- Stored data -

┌────────

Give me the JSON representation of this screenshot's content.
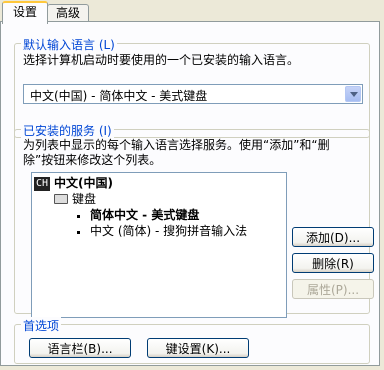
{
  "tabs": [
    {
      "label": "设置",
      "active": true
    },
    {
      "label": "高级",
      "active": false
    }
  ],
  "default_language": {
    "group_title": "默认输入语言 (L)",
    "description": "选择计算机启动时要使用的一个已安装的输入语言。",
    "selected": "中文(中国) - 简体中文 - 美式键盘"
  },
  "installed_services": {
    "group_title": "已安装的服务 (I)",
    "description_line1": "为列表中显示的每个输入语言选择服务。使用“添加”和“删",
    "description_line2": "除”按钮来修改这个列表。",
    "tree": {
      "language_badge": "CH",
      "language": "中文(中国)",
      "category": "键盘",
      "items": [
        {
          "label": "简体中文 - 美式键盘",
          "bold": true
        },
        {
          "label": "中文 (简体) - 搜狗拼音输入法",
          "bold": false
        }
      ]
    },
    "buttons": {
      "add": "添加(D)...",
      "remove": "删除(R)",
      "properties": "属性(P)..."
    }
  },
  "preferences": {
    "group_title": "首选项",
    "language_bar": "语言栏(B)...",
    "key_settings": "键设置(K)..."
  },
  "colors": {
    "group_title": "#0046d5",
    "tab_highlight": "#ffc83c",
    "dialog_bg": "#ece9d8"
  }
}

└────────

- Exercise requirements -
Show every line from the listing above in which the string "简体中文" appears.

- Task output -
    "selected": "中文(中国) - 简体中文 - 美式键盘"
          "label": "简体中文 - 美式键盘",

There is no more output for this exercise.